Part of a rising cast of “cause marketers,” Broadcause  intends to let no good deed go unnoticed. The social media platform, which can reach a 10-million-strong captive audience, today announced its campaign to publicize Honda’s $3.7 million donation to Japan relief efforts.
Broadcause was launched this month by Experience Project, Inc.  to promote the charity acts of brands to its loyal, often emotional users. “Our audience,” explained Peter Jackson, CEO of Broadcause, “is kind of like a live Oprah show all the time.” The value of that audience has already attracted campaigns from American Express, Haagen-Dazs, and Pepsi Refresh, which launches on May 2.

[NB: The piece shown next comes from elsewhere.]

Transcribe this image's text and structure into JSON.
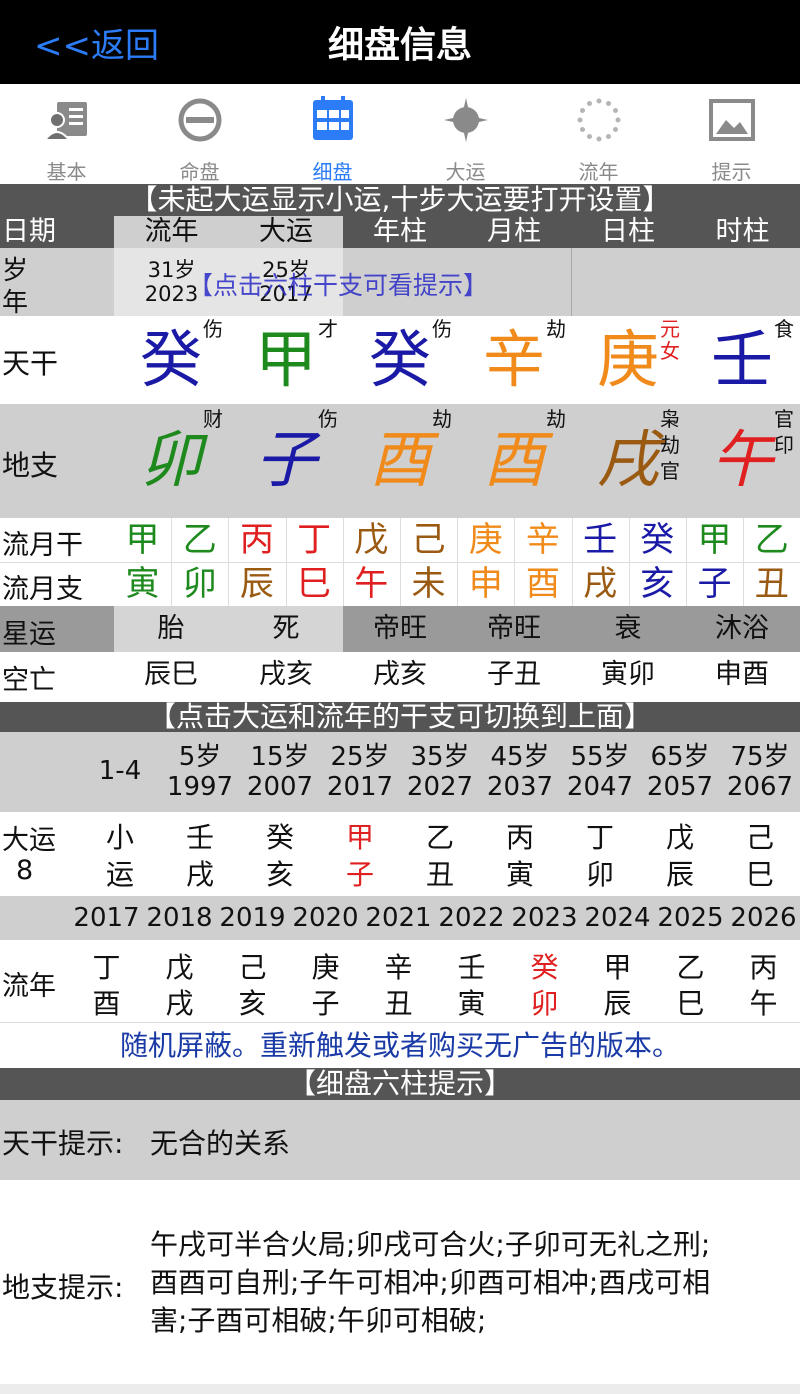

Experience Project was launched in 2007 with the idea that virtual connections tied to common interests can trump real life social contacts. The website is essentially one big sharing machine, focused on topics from living with cancer to dealing with a sexless marriage. Until now, its easily targeted, self-defined audience hasn’t been fully exploited by advertisers or corporate philanthropists, Jackson said. Broadcause is changing that, by informing users of causes—and, in turn, the associated brands—that intersect with their specific interests. The firm promotes brand-charity partnerships through ExperienceProject.com, Facebook, and @Twitcause, its twitter account. In a one-week campaign, Broadcause engaged 5 million unique individuals from the 12.4 million tweets and Facebook posts its followers shared for Haagen-Dazs’ “Help the Honey Bee” campaign.
Broadcause’s offerings fit into a wider trend of brands increasingly aligning themselves with charities  and wanting to spread the word on social media channels. “For the brands, it’s a perception of doing good,” Jackson said. Eighty percent of consumers are willing to switch from one brand to another of about the same price and quality if the other is associated with a good cause, according to a 2010 survey from Cone Inc. Since charitable donations are a tax write-off, in many cases fees paid to a cause marketer like Broadcause can count as a write-off, too.

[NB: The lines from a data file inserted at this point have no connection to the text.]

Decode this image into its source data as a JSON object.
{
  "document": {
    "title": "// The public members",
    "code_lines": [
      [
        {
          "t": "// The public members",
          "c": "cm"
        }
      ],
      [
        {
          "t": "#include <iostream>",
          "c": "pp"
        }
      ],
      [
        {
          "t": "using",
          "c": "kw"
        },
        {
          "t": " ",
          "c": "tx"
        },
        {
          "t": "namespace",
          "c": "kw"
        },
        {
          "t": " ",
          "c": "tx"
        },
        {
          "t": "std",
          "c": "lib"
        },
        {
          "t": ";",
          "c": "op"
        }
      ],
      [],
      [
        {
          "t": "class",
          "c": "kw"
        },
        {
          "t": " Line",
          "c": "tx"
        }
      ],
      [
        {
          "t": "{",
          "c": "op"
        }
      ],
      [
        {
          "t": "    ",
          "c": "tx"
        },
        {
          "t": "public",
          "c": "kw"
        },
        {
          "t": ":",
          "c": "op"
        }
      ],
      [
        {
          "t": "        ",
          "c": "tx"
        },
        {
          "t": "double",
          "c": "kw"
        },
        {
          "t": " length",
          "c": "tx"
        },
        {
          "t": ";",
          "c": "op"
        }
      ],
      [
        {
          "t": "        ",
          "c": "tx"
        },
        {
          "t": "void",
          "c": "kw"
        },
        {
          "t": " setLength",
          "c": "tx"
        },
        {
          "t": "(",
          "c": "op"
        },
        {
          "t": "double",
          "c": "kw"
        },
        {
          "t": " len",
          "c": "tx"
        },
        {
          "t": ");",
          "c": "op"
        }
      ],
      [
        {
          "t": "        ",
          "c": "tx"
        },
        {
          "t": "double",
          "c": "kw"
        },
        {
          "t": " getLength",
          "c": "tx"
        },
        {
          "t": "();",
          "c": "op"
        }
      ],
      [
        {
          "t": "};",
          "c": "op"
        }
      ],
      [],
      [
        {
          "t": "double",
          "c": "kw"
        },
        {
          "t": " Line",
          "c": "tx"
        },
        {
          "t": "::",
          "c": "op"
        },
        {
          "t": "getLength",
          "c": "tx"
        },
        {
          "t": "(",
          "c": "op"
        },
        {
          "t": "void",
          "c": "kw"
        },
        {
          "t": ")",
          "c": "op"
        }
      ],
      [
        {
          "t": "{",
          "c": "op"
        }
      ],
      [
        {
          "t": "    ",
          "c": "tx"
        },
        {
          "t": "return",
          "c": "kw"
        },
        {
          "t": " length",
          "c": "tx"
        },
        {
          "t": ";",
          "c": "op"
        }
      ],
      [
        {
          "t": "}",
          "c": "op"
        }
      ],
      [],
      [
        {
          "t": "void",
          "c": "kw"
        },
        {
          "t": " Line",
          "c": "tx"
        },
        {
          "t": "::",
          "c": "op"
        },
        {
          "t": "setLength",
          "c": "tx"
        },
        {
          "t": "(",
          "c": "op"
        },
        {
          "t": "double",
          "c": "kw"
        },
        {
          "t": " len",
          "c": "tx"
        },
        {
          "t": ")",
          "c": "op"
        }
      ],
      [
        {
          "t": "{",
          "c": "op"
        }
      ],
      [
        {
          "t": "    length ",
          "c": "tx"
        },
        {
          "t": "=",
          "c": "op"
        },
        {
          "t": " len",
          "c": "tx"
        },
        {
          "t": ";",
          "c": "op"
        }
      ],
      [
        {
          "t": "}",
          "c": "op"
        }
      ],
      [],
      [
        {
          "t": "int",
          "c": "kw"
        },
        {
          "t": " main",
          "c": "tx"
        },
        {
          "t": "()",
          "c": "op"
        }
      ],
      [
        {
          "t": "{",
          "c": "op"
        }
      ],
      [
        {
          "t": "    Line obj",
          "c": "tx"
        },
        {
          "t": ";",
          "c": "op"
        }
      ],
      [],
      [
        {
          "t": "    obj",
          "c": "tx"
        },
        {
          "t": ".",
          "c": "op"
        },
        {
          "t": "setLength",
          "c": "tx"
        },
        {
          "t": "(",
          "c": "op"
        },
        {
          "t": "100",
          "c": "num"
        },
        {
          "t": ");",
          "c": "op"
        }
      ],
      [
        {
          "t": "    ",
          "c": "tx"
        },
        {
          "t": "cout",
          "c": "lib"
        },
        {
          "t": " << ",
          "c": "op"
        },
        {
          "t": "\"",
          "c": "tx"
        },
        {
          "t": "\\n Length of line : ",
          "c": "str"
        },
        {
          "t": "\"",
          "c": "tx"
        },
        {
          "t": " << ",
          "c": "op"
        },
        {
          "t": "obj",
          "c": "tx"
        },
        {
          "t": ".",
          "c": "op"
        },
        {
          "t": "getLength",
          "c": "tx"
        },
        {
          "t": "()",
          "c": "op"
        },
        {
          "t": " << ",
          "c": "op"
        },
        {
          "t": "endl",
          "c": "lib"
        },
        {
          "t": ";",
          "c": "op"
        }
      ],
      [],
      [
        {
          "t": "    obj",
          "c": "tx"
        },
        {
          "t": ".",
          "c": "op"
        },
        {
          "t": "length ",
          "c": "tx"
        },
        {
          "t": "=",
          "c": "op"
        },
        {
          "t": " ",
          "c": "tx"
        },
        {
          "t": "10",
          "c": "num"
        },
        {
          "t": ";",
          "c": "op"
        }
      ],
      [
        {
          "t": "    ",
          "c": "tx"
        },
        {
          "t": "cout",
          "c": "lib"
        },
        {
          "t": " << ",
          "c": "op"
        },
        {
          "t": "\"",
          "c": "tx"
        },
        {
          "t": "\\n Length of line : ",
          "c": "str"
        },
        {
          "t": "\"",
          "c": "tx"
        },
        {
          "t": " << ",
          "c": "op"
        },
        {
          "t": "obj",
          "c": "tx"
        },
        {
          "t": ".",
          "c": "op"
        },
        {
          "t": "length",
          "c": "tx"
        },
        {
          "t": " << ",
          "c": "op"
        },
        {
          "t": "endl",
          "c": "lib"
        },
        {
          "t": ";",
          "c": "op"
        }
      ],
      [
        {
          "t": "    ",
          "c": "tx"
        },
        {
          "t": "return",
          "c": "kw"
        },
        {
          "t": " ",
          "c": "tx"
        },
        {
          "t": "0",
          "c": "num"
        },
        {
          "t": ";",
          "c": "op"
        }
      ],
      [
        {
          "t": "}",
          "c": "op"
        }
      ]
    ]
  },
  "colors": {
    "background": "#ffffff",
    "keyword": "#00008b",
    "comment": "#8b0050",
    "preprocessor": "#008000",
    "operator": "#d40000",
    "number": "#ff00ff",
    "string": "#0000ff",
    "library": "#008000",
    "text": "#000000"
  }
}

Naturally Broadcause's campaigns run the risk of spamming a valuable, and at times, sensitive, audience not accustomed to such marketing tactics. Jackson said sensitivity to over-marketing and "cause fatigue" will be key to Broadcause's success. "We don't want to harvest this community the wrong way. We want them to feel safe," he said.

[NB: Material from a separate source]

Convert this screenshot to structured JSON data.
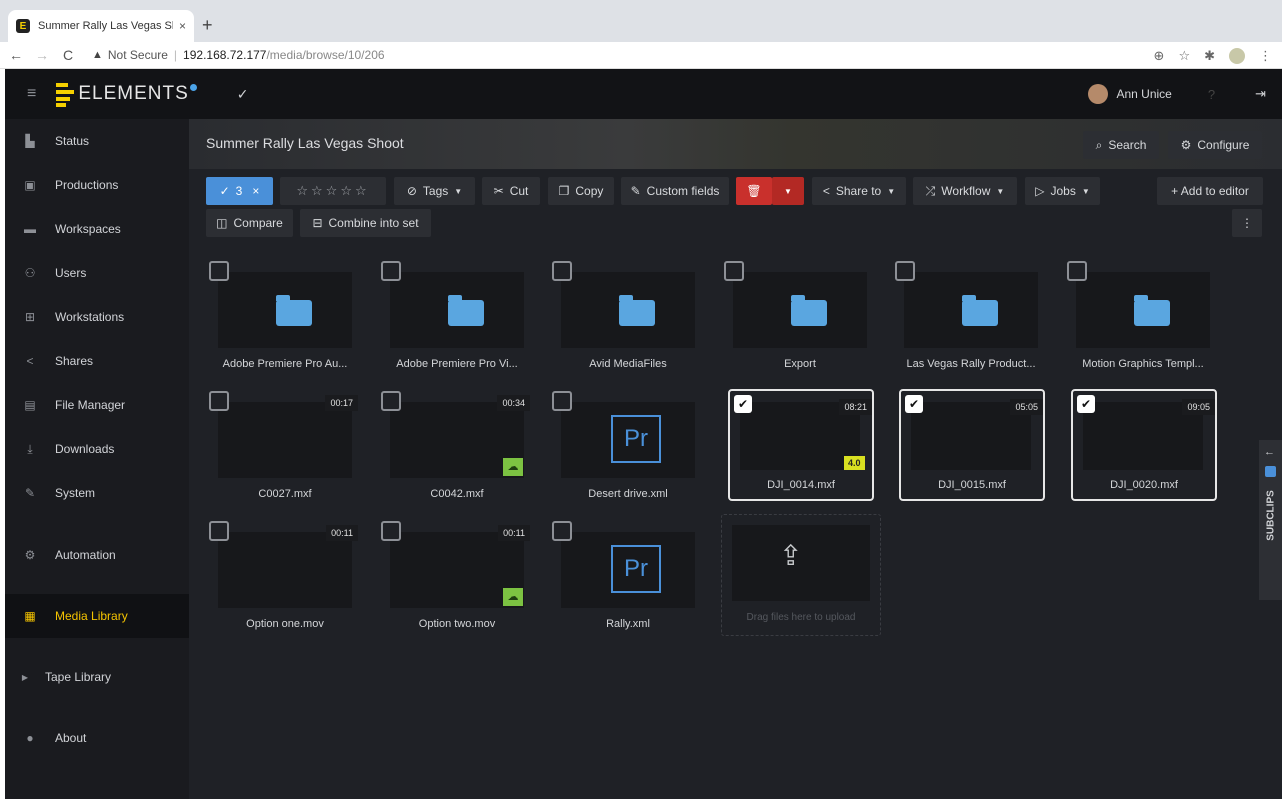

The company must also steer clear of backlashes like the one experienced recently by Microsoft's Bing  in its attempt to draw attention to its Japan earthquake relief donation. After the search engine tweeted a link to its donation micro-site and a donation incentive for every retweet, twitter users lashed out at Bing for using the natural disaster as a marketing opportunity. Bing ultimately apologized for its insensitivity.
Risks aside, investors stand behind the trend. The Experience Project has raised $5.6 million in venture backing from D.E. Shaw, Floodgate and Ron Conway's Angel Investors, and Broadcause plans to raise an additional $2 million for its efforts. Last month SocialVibe, a cause marketer which distributes "engagement ads," raised $20 million from Norwest Venture Partners with participation from Redpoint Ventures, Jafco Ventures and Pinnacle Ventures, on top of a previous $12 million in funding.